## [PROBLEM]
In the records below, which lines include "desc"? Copy them.

[Items listed in a dataset]
- - -

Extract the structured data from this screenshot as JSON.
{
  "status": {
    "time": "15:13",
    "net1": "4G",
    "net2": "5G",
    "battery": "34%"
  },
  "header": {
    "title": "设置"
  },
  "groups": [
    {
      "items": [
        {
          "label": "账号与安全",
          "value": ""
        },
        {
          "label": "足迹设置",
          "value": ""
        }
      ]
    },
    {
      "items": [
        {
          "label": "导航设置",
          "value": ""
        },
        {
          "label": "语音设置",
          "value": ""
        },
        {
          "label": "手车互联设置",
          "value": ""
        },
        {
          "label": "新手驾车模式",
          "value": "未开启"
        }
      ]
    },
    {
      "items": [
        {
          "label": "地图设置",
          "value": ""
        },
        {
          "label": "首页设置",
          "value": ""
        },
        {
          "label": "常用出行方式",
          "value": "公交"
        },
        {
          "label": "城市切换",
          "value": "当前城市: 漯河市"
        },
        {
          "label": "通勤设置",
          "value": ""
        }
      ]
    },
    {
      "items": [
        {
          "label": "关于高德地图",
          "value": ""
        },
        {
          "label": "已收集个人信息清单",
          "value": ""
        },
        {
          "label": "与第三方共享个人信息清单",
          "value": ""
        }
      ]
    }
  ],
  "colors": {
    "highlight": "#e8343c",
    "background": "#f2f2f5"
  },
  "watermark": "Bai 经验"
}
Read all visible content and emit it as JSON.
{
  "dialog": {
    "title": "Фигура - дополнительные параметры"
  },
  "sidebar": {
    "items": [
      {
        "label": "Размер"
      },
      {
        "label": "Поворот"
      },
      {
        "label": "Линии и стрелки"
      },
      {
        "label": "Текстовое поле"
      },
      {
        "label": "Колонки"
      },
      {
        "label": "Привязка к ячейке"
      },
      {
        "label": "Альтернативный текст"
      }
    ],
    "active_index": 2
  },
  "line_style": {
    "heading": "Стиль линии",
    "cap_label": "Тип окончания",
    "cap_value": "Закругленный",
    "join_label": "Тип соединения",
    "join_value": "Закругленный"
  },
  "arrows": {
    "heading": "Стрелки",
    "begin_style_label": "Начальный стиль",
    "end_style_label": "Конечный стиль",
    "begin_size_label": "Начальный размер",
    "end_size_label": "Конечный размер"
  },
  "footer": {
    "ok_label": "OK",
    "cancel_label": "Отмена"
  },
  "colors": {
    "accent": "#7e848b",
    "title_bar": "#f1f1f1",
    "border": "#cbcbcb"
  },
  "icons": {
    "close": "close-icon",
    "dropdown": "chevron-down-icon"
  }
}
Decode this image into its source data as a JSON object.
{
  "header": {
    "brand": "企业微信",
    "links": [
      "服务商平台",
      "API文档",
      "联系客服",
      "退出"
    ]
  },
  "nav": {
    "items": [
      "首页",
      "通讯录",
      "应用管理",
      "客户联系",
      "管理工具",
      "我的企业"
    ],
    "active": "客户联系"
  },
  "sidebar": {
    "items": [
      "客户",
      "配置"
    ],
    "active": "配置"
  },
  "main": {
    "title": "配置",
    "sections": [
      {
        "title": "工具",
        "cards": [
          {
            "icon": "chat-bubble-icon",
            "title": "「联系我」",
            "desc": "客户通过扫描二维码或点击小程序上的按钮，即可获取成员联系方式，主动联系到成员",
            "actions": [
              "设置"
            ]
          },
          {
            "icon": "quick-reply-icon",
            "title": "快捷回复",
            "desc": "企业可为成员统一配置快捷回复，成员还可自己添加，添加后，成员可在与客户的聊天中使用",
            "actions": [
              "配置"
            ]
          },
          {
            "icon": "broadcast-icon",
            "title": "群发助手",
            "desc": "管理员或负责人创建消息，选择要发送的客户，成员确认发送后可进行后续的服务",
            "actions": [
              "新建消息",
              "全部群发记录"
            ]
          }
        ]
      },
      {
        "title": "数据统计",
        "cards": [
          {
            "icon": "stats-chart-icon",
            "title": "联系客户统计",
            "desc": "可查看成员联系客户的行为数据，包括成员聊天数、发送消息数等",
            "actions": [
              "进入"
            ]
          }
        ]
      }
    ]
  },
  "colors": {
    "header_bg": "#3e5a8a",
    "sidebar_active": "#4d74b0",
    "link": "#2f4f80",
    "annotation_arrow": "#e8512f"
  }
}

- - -

## [RESULT]
            "desc": "客户通过扫描二维码或点击小程序上的按钮，即可获取成员联系方式，主动联系到成员",
            "desc": "企业可为成员统一配置快捷回复，成员还可自己添加，添加后，成员可在与客户的聊天中使用",
            "desc": "管理员或负责人创建消息，选择要发送的客户，成员确认发送后可进行后续的服务",
            "desc": "可查看成员联系客户的行为数据，包括成员聊天数、发送消息数等",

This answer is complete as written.